Officer Denson also provides inmates with the opportunity to give back to the community. She has orchestrated thousands of hours of inmate service to the not-for-profit, charitable organization, “The Sharing Center.” This organization provides services to the homeless, less fortunate and hungry in our community.
Not only is Officer Denson a respected member of the staff at Cocoa Work Release, she is also a vital member of the community as well. Her philanthropic efforts are exhibited in her outreach to the public through church and community activities. She is selfless and tireless in her care for others.
Not a day goes by that Lieutenant Scott Grundeis isn’t looking for ways to improve South Florida Reception Center, its staff and inmates. Lt. Grundeis began his career with the Department of Corrections in 1986 and is currently the outside grounds lieutenant in charge of community work squads and institutional grounds maintenance.
These work squads save Florida taxpayers thousands of dollars each year. Lieutenant Grundeis strives to have a good relationship with the surrounding agencies, his subordinates, and his supervisors. He is often tasked with additional job duties and completes them quickly and efficiently, without complaint.
Recently, Lieutenant Grundeis was tasked with the repair of a security fence that was damaged in a storm. Lt. Grundeis immediately got to work, working late each evening and over the weekend to ensure completion.
Lieutenant Grundeis is a true Leader; he leads by example and goes above and beyond to ensure that South Florida Reception Center is always at its best. It’s an honor to work with such a loyal, dedicated, consummate professional.
From interviewing inmate gang members to seizing dangerous contraband items, to constructing a greenhouse, it’s all in a days work for Everglades Correctional Institution Officer Philip Lebowitz.
Officer Lebowitz does everything he can to keep the prison safe. Hired in 2007, he has discovered contraband cigarettes, cell phones and drugs.
On April 25, 2011 while conducting a shower search he noticed a string coming out of a shower vent.

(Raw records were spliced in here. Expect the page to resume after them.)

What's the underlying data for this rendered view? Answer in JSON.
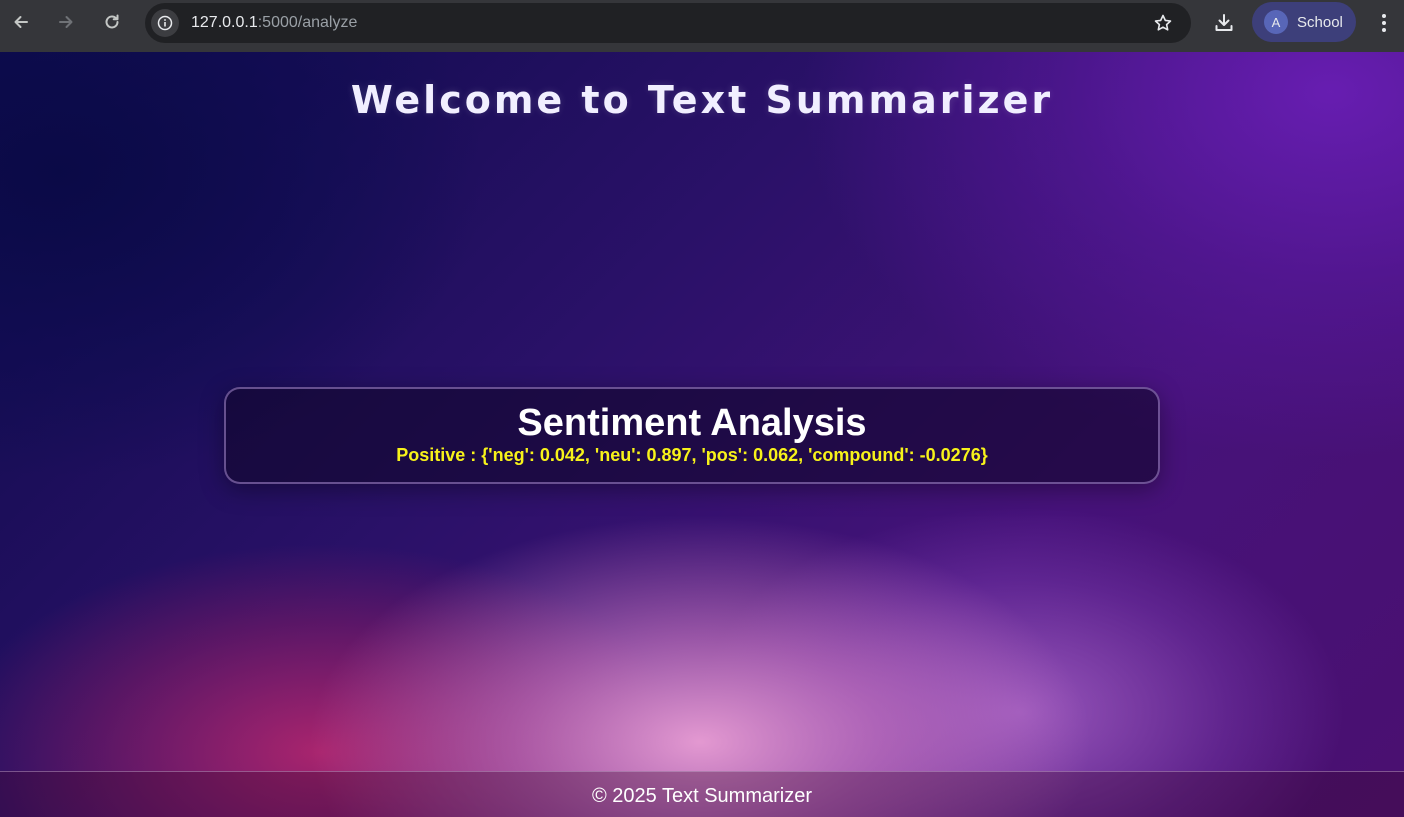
{
  "browser": {
    "url_host": "127.0.0.1",
    "url_path": ":5000/analyze",
    "profile_initial": "A",
    "profile_name": "School"
  },
  "page": {
    "title": "Welcome to Text Summarizer",
    "card_heading": "Sentiment Analysis",
    "sentiment_result": "Positive : {'neg': 0.042, 'neu': 0.897, 'pos': 0.062, 'compound': -0.0276}",
    "footer": "© 2025 Text Summarizer"
  },
  "colors": {
    "result_text": "#f7f21a",
    "title_text": "#f1efff",
    "chrome_bg": "#35363a"
  },
  "icons": [
    "back-arrow-icon",
    "forward-arrow-icon",
    "reload-icon",
    "site-info-icon",
    "bookmark-star-icon",
    "download-icon",
    "kebab-menu-icon"
  ]
}
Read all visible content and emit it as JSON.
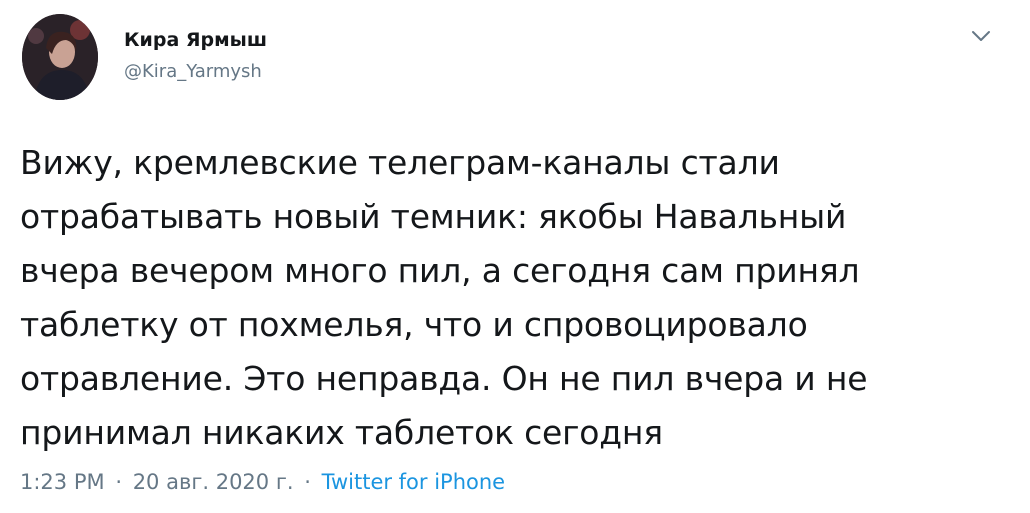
{
  "author": {
    "display_name": "Кира Ярмыш",
    "handle": "@Kira_Yarmysh",
    "avatar_icon": "avatar-photo"
  },
  "menu": {
    "icon": "chevron-down-icon"
  },
  "tweet": {
    "text": "Вижу, кремлевские телеграм-каналы стали\nотрабатывать новый темник: якобы Навальный\nвчера вечером много пил, а сегодня сам принял\nтаблетку от похмелья, что и спровоцировало\nотравление. Это неправда. Он не пил вчера и не\nпринимал никаких таблеток сегодня",
    "time": "1:23 PM",
    "separator": "·",
    "date": "20 авг. 2020 г.",
    "source": "Twitter for iPhone"
  },
  "colors": {
    "text": "#14171a",
    "secondary": "#657786",
    "link": "#1b95e0"
  }
}
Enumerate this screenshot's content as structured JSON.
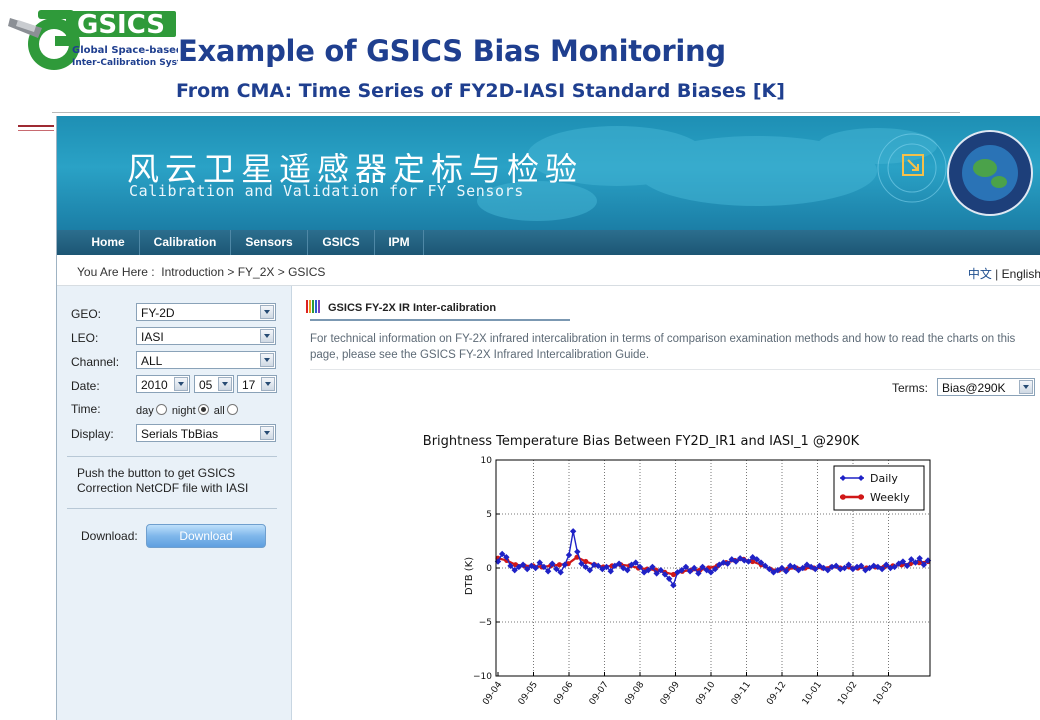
{
  "slide": {
    "logo_text": "GSICS",
    "logo_sub1": "Global Space-based",
    "logo_sub2": "Inter-Calibration System",
    "title": "Example of GSICS Bias Monitoring",
    "subtitle": "From CMA: Time Series of FY2D-IASI Standard Biases [K]"
  },
  "banner": {
    "title_cn": "风云卫星遥感器定标与检验",
    "title_en": "Calibration and Validation for FY Sensors"
  },
  "nav": {
    "items": [
      "Home",
      "Calibration",
      "Sensors",
      "GSICS",
      "IPM"
    ]
  },
  "breadcrumb": {
    "prefix": "You Are Here :",
    "items": [
      "Introduction",
      "FY_2X",
      "GSICS"
    ],
    "separator": ">",
    "lang_cn": "中文",
    "lang_sep": "|",
    "lang_en": "English"
  },
  "form": {
    "geo_label": "GEO:",
    "geo_value": "FY-2D",
    "leo_label": "LEO:",
    "leo_value": "IASI",
    "channel_label": "Channel:",
    "channel_value": "ALL",
    "date_label": "Date:",
    "date_year": "2010",
    "date_month": "05",
    "date_day": "17",
    "time_label": "Time:",
    "time_day": "day",
    "time_night": "night",
    "time_all": "all",
    "time_selected": "night",
    "display_label": "Display:",
    "display_value": "Serials TbBias",
    "note": "Push the button to get GSICS Correction NetCDF file with IASI",
    "download_label": "Download:",
    "download_button": "Download"
  },
  "main": {
    "panel_title": "GSICS FY-2X IR Inter-calibration",
    "info": "For technical information on FY-2X infrared intercalibration in terms of comparison examination methods and how to read the charts on this page, please see the GSICS FY-2X Infrared Intercalibration Guide.",
    "terms_label": "Terms:",
    "terms_value": "Bias@290K"
  },
  "chart_data": {
    "type": "line",
    "title": "Brightness Temperature Bias Between FY2D_IR1 and IASI_1 @290K",
    "xlabel": "",
    "ylabel": "DTB (K)",
    "ylim": [
      -10,
      10
    ],
    "yticks": [
      10,
      5,
      0,
      -5,
      -10
    ],
    "xticks": [
      "09-04",
      "09-05",
      "09-06",
      "09-07",
      "09-08",
      "09-09",
      "09-10",
      "09-11",
      "09-12",
      "10-01",
      "10-02",
      "10-03"
    ],
    "grid": true,
    "legend": "top-right",
    "series": [
      {
        "name": "Daily",
        "color": "#1f22c6",
        "marker": "diamond",
        "values": [
          0.6,
          1.3,
          1.0,
          0.2,
          -0.2,
          0.1,
          0.3,
          -0.1,
          0.2,
          0.0,
          0.5,
          0.1,
          -0.3,
          0.4,
          -0.1,
          -0.4,
          0.3,
          1.2,
          3.4,
          1.5,
          0.4,
          0.1,
          -0.2,
          0.3,
          0.2,
          -0.1,
          0.1,
          -0.3,
          0.2,
          0.4,
          0.0,
          -0.2,
          0.3,
          0.5,
          0.1,
          -0.4,
          -0.2,
          0.1,
          -0.5,
          -0.2,
          -0.6,
          -1.0,
          -1.6,
          -0.4,
          -0.2,
          0.1,
          -0.3,
          0.0,
          -0.5,
          0.1,
          -0.2,
          -0.4,
          -0.1,
          0.3,
          0.5,
          0.4,
          0.8,
          0.6,
          0.9,
          0.7,
          0.6,
          1.0,
          0.8,
          0.5,
          0.2,
          -0.1,
          -0.4,
          -0.2,
          0.0,
          -0.3,
          0.2,
          0.1,
          -0.2,
          0.0,
          0.3,
          0.1,
          -0.1,
          0.2,
          0.0,
          -0.2,
          0.1,
          0.2,
          -0.1,
          0.0,
          0.3,
          -0.1,
          0.1,
          0.2,
          -0.2,
          0.0,
          0.2,
          0.1,
          -0.1,
          0.3,
          0.0,
          0.1,
          0.4,
          0.6,
          0.2,
          0.8,
          0.5,
          0.9,
          0.3,
          0.7
        ]
      },
      {
        "name": "Weekly",
        "color": "#d01818",
        "marker": "circle",
        "values": [
          0.9,
          0.7,
          0.3,
          0.2,
          0.2,
          0.1,
          0.2,
          0.3,
          0.4,
          1.0,
          0.6,
          0.3,
          0.1,
          0.2,
          0.3,
          0.2,
          0.0,
          -0.1,
          -0.2,
          -0.4,
          -0.6,
          -0.3,
          -0.2,
          -0.2,
          0.0,
          0.2,
          0.5,
          0.7,
          0.8,
          0.6,
          0.3,
          -0.1,
          -0.2,
          -0.1,
          0.0,
          0.0,
          0.0,
          0.0,
          0.1,
          0.0,
          0.1,
          0.0,
          0.0,
          0.1,
          0.1,
          0.2,
          0.3,
          0.4,
          0.5,
          0.6
        ]
      }
    ]
  }
}
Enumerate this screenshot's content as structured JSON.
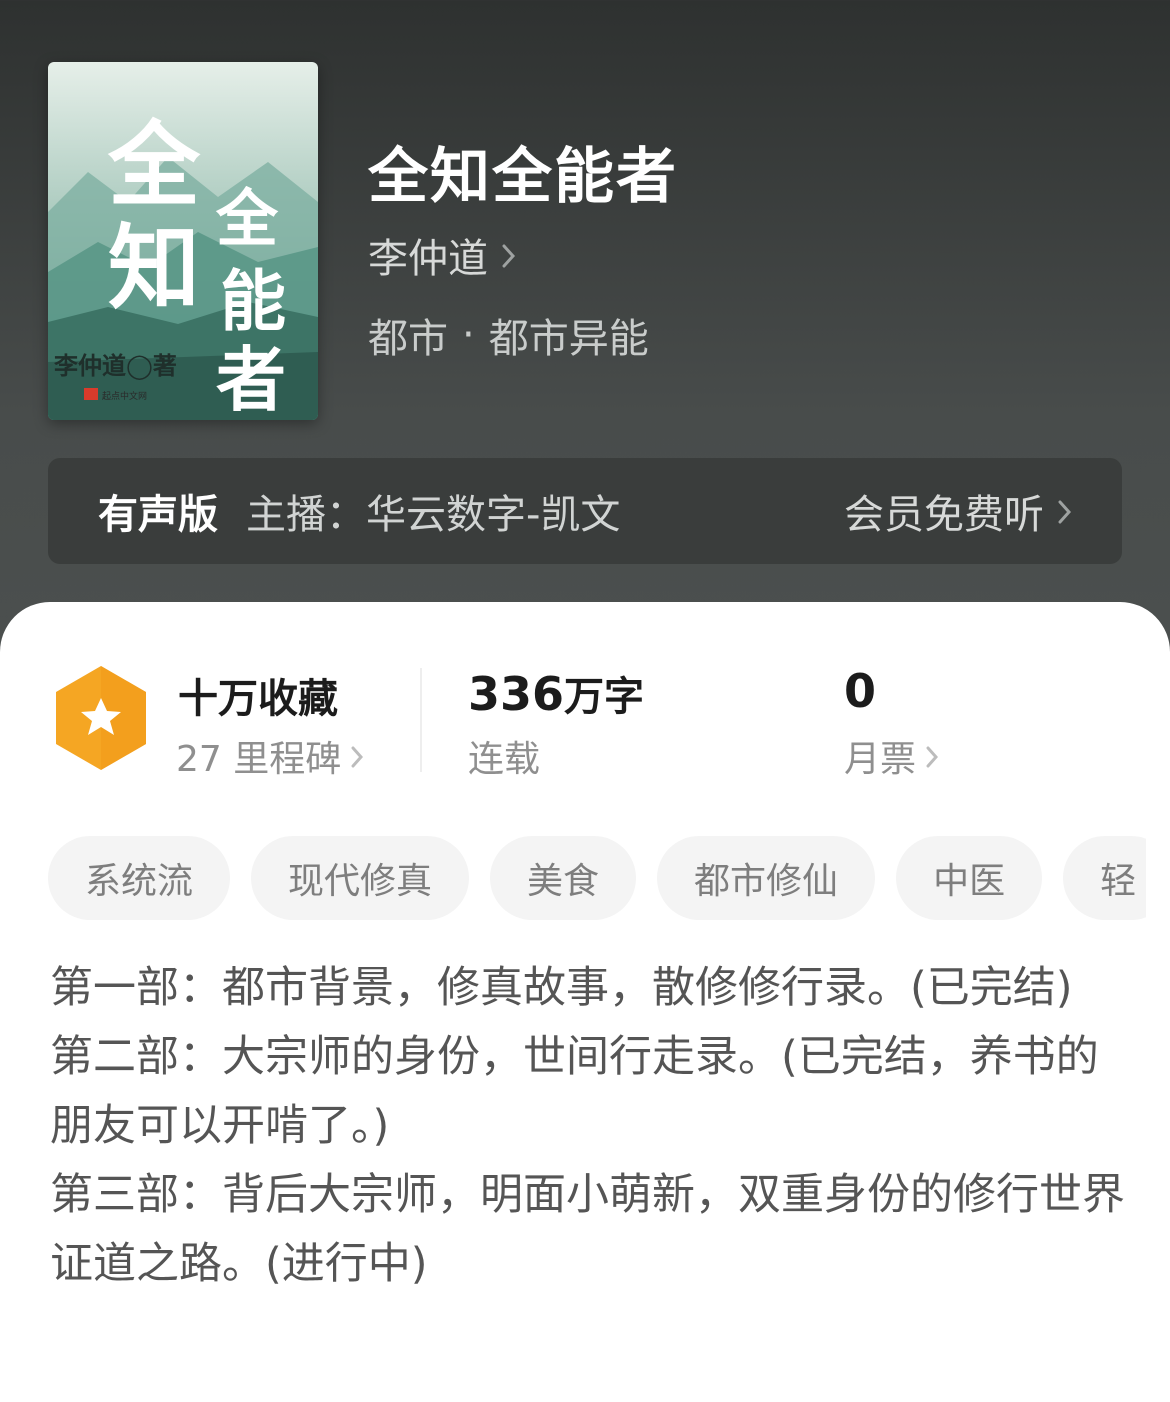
{
  "book": {
    "title": "全知全能者",
    "author": "李仲道",
    "category": "都市",
    "category_sep": "·",
    "subcategory": "都市异能",
    "cover": {
      "title_chars": [
        "全",
        "知",
        "全",
        "能",
        "者"
      ],
      "author_text": "李仲道◯著",
      "publisher_text": "起点中文网"
    }
  },
  "audio": {
    "label": "有声版",
    "host": "主播：华云数字-凯文",
    "action": "会员免费听"
  },
  "stats": {
    "collection": {
      "title": "十万收藏",
      "sub": "27 里程碑"
    },
    "words": {
      "number": "336",
      "unit": "万字",
      "sub": "连载"
    },
    "votes": {
      "number": "0",
      "sub": "月票"
    }
  },
  "tags": [
    "系统流",
    "现代修真",
    "美食",
    "都市修仙",
    "中医",
    "轻"
  ],
  "description": [
    "第一部：都市背景，修真故事，散修修行录。(已完结)",
    "第二部：大宗师的身份，世间行走录。(已完结，养书的朋友可以开啃了。)",
    "第三部：背后大宗师，明面小萌新，双重身份的修行世界证道之路。(进行中)"
  ],
  "colors": {
    "badge": "#f5a623",
    "header_bg": "#484c4b",
    "card_bg": "#ffffff"
  },
  "icons": [
    "chevron-right-icon",
    "star-badge-icon"
  ]
}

Upon further inspection, Officer Lebowitz discovered a homemade weapon attached to the string. The weapon was approximately 8 inches in length, sharpened to a point, with a belt for a handle.
Officer Lebowitz was recognized, last year, for his work ethic and assigned to the institutional tool cart. Upon assuming his new duties, Officer Lebowitz completed 200 work orders during his first two weeks.
Officer Lebowitz continues to go above and beyond his normal duties. He constructed a green house for an institutional horticulture program, relocated the property room, and added a podium to the center gate area for the gate officer.
Officer Lebowitz is also an active member of the Security Threat Group Team and has made contributions in identifying gang members. Officer Lebowitz is a bright, respectful, dedicated professional who strives to make the Institution better and is always eager to assist in any way he can.
Sergeant Penny Mann comes to work every day looking for ways to make Charlotte Correctional Institution a little better than it was the day before. Mastering a variety of posts since she began her career in 2002, she is currently assigned to Charlotte CI’s medical transport post. But regardless of the job, Sergeant Mann is always the first to volunteer to learn new assignments. Sergeant Mann comes to work ready to help others and learn.
Over the years many Wardens, Assistant Wardens, and Colonels have come and gone at Charlotte CI, and all of them over the last 9 years have turned to Sergeant Mann to assist them in their duties. Whether it is a TEA looking for guidance, a fellow Sergeant needing some assistance, or an Administrator looking for information to meet a deadline, Sergeant Mann always gives 110 percent.
Sergeant Mann has not been fazed over the years with all of the different jobs that she has had to master. She is the Officer that you can always count on even for the toughest assignments. Sergeant Mann works tirelessly to achieve our goal, to make sure that Charlotte Correctional is run safely, securely and efficiently.